- WORK TO COMPLETE -
Count the lines below that contain "Emails". Answer with the number alone.

- RECORDED INFORMATION -
====

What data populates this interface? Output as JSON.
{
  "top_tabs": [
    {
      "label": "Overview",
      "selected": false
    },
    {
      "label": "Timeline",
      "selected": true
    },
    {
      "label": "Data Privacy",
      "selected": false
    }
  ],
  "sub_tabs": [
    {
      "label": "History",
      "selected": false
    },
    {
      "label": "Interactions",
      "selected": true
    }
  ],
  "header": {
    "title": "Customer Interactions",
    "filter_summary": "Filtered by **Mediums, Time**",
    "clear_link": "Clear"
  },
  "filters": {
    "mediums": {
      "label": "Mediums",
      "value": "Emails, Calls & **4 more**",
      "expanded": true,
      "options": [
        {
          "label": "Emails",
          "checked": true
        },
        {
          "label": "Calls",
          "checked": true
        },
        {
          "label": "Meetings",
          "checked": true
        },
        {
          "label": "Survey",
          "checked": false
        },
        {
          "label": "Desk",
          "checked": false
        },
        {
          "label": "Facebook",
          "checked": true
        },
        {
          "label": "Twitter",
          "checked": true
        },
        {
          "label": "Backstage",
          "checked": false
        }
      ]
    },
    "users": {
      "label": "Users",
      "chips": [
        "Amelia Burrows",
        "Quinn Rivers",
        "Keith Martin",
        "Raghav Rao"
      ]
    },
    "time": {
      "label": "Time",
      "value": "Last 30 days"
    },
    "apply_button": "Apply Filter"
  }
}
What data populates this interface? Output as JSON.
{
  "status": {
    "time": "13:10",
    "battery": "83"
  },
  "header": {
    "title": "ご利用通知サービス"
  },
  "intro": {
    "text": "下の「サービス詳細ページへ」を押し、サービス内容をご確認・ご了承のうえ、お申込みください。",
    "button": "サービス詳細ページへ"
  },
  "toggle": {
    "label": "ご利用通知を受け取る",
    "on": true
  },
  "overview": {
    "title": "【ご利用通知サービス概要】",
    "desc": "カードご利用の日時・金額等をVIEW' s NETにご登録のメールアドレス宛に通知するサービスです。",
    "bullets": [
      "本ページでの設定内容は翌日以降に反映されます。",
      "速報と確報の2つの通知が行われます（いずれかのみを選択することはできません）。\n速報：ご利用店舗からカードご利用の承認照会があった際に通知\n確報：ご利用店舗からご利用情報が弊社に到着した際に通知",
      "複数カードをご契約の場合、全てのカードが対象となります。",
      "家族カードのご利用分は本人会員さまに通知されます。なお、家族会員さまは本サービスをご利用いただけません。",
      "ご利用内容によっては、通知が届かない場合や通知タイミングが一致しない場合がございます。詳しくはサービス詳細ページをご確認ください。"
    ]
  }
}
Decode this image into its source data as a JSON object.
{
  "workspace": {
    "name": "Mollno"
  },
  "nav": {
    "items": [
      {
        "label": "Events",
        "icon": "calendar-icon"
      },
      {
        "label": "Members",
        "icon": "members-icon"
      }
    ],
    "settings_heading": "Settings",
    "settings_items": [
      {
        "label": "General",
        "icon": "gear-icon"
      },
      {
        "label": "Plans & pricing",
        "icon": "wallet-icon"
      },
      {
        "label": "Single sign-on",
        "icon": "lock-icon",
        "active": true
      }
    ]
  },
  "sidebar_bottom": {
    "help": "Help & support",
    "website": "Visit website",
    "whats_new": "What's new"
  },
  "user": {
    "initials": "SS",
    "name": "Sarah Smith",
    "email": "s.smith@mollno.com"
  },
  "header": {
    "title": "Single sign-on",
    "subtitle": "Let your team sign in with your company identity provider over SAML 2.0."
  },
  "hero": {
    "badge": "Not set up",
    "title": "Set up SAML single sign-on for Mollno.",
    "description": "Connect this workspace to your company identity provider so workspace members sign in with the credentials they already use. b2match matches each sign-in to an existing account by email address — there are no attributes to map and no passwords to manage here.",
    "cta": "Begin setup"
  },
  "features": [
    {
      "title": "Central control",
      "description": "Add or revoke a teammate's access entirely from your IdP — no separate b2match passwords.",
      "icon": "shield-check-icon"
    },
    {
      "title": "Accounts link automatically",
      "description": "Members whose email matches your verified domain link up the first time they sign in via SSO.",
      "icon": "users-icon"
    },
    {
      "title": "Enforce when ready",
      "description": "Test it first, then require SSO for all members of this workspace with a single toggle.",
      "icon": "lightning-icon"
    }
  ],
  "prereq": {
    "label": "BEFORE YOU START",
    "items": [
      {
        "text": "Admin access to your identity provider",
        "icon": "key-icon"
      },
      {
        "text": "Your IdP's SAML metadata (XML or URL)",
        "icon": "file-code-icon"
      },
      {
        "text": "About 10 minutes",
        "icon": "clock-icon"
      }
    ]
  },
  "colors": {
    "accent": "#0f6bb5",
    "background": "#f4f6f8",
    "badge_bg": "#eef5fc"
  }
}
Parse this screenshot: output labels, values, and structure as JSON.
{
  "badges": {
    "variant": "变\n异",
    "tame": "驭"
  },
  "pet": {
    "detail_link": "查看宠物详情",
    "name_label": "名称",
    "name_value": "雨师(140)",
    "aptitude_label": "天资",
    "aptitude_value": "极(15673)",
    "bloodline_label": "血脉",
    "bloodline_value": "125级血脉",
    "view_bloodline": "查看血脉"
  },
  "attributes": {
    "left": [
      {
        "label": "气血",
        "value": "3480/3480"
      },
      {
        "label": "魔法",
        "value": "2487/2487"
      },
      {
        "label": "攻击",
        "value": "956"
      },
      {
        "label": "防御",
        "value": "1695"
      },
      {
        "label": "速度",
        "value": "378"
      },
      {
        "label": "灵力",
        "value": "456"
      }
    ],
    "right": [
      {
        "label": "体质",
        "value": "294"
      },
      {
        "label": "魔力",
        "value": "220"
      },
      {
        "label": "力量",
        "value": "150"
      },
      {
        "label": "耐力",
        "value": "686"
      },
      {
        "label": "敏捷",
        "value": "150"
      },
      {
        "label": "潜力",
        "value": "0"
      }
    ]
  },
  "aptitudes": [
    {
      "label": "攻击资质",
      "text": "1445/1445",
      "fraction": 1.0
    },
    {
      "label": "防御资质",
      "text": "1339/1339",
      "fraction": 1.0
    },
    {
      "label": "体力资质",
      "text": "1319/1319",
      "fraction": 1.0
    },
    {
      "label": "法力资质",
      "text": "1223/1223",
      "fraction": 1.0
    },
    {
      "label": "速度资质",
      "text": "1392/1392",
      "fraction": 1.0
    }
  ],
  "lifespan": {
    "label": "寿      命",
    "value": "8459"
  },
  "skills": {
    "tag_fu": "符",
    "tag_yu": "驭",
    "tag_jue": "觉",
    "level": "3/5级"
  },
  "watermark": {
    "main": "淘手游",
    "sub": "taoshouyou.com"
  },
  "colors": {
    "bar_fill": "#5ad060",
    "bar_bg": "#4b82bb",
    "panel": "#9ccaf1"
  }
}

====

- FINAL ANSWER -
2